Despite the similarity of technical characteristics we did not suppose the Radeon HD 2600 XT GDDR4 would be similar to the Nvidia GeForce 8600 GTS in terms of performance. The different pricing of the new card would not make such a comparison correct. However, the new card didn’t show quite well even against the modest GeForce 8600 GT, which has a lower core frequency and lower memory bandwidth than the AMD card.
Yes, the developers from the former ATI Technologies created an inexpensive mainstream 65nm GPU that can work at 800MHz and has a serious computing capability, but this was done by means of cutting down the texture and raster processors of the chip. The chip has only 8 TMUs and 4 ROPs as a result. Perhaps this was necessary to keep the amount of transistors, the level of heat dissipation and power consumption of the RV630 within reasonable limits, but this compromise affected the performance of the Radeon HD 2600 XT even in its GDDR4 version.
As a consequence, the Radeon HD 2600 XT GDDR4 is slower than the GeForce 8600 GT in a significant amount out of 20 tests. In about 7 tests (depending how to count, see the table below), not including the overall 3DMark scores, it beats the opponent and in some other tests, counting Far Cry in HDR mode as a separate test, the two match one another’s performance. This is not impressive for a 2007 product with a unified architecture and DirectX 10 support, and with GDDR4 memory clocked at over 1GHz. We should acknowledge that the Radeon HD 2600 XT performs well in applications that focus on math1ematics-heavy special effects and can even challenge the GeForce 8600 GTS that feels a lack of computing power then. Call of Juarez and Splinter Cell: Double Agent are examples of such games.
The ATI Radeon HD 2600 XT GDDR4 does somewhat better in DirectX 10 applications that require a lot of computing power, but its speed is so low that it doesn’t really matter that the opponents are even slower.
Generally speaking, the performance level of solutions of the class the Radeon HD 2600 XT and GeForce 8600 GT belongs to is low. Earlier we recommended owners of Radeon X1950 Pro and GeForce 8600 GTS to disable FSAA and transparency antialiasing and now we recommend doing the same to owners of Radeon HD 2600 XT GDDR4 or GeForce 8600 GT cards. In some games you may even have to reduce the level of detail or switch into 1024x768 resolution.
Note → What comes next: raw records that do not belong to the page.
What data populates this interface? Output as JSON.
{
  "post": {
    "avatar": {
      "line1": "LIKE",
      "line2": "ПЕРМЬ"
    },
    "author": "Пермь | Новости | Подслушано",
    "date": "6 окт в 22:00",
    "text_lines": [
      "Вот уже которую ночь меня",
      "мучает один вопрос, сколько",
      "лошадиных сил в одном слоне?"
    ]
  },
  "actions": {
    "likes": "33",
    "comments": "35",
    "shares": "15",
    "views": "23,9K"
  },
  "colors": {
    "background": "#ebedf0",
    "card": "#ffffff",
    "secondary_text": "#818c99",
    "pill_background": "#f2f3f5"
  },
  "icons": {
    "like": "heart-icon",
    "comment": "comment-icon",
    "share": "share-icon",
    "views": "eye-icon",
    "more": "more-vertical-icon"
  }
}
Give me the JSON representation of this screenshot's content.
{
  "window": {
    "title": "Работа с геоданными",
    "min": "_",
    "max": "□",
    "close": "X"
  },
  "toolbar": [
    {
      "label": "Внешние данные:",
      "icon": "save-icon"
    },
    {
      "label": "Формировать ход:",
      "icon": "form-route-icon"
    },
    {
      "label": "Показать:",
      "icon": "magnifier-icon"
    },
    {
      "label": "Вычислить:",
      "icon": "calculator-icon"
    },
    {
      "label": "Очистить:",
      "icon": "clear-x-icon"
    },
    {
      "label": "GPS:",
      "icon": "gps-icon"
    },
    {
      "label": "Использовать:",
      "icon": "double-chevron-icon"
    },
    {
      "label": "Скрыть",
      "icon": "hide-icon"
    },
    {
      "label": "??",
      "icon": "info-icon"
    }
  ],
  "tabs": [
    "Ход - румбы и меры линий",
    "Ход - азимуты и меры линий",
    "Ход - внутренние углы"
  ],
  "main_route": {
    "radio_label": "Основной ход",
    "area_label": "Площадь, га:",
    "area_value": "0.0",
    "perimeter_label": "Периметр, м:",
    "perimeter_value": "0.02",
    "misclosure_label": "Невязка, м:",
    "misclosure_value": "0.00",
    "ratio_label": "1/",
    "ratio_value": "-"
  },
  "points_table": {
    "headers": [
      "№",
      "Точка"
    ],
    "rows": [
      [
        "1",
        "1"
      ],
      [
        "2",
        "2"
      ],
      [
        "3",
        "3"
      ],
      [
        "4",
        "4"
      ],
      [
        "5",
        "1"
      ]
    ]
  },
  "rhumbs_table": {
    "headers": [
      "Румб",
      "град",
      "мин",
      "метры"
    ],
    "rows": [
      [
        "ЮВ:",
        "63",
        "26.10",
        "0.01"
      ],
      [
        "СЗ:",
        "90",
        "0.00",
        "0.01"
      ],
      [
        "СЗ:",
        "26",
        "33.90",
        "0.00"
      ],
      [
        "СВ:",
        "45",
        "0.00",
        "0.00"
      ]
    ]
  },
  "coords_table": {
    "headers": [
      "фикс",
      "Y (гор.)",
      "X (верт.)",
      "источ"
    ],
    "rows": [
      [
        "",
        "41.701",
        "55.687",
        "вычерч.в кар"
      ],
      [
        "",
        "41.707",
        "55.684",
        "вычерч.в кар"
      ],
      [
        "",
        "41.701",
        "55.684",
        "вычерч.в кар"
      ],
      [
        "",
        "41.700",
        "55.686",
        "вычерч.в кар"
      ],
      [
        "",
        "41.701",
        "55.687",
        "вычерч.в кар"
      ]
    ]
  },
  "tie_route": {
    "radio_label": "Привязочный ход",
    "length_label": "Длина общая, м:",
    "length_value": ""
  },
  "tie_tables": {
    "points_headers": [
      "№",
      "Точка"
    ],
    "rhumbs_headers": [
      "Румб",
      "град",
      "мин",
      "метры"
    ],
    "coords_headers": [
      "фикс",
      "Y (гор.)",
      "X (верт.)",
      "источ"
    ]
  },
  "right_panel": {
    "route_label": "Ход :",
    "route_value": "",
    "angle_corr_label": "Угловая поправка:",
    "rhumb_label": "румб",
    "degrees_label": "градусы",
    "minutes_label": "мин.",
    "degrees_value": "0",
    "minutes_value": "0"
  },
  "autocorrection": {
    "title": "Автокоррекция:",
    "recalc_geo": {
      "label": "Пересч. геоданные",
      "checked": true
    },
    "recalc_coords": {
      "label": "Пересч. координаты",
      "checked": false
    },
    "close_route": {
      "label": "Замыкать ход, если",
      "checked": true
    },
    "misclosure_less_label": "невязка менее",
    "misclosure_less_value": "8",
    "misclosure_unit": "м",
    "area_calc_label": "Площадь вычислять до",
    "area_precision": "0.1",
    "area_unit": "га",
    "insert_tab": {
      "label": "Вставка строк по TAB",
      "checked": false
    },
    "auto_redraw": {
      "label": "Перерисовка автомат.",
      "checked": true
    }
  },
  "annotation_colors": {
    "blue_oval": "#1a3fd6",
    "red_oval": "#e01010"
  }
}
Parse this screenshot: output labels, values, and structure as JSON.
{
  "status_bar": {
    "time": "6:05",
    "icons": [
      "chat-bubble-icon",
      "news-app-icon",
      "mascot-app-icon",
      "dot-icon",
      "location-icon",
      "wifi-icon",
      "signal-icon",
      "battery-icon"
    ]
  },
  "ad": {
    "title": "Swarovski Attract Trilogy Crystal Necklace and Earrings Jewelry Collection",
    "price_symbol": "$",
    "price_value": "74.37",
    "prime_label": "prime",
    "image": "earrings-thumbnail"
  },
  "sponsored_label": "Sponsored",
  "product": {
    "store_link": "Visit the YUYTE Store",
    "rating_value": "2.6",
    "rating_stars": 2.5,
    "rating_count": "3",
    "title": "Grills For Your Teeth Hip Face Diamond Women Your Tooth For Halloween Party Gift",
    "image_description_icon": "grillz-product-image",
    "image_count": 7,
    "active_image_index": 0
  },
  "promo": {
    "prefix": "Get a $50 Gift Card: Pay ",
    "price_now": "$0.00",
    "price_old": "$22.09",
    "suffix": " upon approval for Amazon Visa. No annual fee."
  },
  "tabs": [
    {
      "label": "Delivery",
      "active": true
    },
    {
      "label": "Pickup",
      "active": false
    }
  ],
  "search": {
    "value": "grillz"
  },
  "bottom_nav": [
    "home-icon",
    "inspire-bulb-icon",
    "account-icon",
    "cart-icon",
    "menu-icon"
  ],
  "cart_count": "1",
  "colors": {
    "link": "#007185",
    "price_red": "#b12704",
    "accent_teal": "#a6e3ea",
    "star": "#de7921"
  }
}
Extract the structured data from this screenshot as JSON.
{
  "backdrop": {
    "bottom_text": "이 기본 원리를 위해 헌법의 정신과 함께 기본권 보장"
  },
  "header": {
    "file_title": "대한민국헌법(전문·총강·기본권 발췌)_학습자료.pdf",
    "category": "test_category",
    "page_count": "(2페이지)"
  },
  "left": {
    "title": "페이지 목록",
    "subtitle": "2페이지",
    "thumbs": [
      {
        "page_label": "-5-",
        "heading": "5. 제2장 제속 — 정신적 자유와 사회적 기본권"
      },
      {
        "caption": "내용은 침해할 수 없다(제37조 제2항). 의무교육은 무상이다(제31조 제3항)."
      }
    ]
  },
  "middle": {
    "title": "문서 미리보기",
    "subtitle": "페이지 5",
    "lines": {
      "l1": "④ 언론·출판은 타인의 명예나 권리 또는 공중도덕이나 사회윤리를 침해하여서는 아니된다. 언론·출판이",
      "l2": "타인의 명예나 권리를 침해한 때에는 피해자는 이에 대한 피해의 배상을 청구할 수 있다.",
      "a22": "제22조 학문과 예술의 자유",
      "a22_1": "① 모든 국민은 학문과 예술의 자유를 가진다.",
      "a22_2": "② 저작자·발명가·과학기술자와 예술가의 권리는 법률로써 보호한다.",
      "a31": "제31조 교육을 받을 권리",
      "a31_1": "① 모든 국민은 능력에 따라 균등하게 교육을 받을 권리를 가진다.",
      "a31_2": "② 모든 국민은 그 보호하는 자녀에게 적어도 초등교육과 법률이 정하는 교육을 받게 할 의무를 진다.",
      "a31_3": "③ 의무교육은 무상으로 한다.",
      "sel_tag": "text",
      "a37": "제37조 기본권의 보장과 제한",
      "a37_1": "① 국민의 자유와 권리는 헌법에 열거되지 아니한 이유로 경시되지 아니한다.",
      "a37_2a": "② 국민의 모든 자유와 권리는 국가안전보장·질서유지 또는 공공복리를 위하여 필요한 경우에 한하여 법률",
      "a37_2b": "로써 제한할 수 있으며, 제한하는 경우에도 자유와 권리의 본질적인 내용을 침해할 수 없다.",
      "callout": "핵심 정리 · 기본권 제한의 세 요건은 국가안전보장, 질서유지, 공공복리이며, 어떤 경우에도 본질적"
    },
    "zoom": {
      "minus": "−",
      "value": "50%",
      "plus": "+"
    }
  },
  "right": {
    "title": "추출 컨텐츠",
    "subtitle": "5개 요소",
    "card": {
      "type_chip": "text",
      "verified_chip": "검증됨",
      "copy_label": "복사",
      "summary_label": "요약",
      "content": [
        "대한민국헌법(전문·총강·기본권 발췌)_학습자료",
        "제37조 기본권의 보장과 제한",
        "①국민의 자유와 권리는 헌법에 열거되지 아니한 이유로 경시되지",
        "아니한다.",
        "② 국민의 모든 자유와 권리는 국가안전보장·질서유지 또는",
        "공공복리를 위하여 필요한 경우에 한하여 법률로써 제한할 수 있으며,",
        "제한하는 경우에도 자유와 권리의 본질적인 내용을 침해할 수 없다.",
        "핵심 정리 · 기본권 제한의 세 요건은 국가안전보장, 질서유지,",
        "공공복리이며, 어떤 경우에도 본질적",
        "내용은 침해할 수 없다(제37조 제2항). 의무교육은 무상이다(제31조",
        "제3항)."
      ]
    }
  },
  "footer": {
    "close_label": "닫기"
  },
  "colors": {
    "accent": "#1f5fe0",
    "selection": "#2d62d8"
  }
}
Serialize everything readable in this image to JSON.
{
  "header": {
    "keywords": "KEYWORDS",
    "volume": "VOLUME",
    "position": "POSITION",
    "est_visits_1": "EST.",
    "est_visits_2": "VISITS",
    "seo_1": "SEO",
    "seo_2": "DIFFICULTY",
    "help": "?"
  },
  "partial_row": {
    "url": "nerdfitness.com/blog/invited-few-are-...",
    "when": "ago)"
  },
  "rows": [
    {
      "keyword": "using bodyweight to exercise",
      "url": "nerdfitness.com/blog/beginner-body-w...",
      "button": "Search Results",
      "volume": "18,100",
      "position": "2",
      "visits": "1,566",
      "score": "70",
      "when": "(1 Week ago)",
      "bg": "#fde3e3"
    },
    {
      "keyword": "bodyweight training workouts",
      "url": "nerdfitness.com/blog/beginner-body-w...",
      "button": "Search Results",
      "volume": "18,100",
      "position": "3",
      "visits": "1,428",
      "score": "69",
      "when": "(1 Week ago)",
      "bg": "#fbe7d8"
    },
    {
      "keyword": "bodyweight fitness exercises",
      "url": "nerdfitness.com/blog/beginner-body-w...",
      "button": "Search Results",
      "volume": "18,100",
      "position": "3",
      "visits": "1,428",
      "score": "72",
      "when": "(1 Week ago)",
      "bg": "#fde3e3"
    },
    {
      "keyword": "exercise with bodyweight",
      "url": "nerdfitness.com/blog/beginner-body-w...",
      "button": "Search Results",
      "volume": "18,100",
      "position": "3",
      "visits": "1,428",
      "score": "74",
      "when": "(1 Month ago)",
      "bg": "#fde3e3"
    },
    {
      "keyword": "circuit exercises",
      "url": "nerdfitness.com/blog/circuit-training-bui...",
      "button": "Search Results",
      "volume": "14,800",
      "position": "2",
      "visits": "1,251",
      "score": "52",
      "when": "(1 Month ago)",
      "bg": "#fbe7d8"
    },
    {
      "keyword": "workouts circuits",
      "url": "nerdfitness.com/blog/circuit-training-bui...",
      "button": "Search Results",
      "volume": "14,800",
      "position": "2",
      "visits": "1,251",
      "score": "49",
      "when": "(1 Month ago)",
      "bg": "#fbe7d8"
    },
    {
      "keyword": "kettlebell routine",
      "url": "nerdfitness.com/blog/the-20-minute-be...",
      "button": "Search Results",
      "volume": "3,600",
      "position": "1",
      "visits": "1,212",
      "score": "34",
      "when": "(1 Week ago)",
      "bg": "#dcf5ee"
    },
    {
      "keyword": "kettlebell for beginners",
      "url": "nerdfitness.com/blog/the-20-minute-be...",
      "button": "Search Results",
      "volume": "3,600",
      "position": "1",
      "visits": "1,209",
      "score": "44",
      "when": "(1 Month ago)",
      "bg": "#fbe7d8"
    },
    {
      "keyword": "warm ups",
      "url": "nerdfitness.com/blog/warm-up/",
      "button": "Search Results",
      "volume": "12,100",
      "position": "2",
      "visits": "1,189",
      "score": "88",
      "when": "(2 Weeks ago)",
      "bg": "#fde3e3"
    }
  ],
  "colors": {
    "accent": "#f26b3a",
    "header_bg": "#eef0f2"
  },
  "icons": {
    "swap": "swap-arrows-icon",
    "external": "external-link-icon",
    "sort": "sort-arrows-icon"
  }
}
On the other hand, if you are seeking a graphics card for multimedia applications, the Radeon HD 2600 XT will be the best choice due to its full hardware support for decoding both H.264 and VC-1 as well as for audio-over-HDMI feature. Nvidia’s solutions can’t offer this.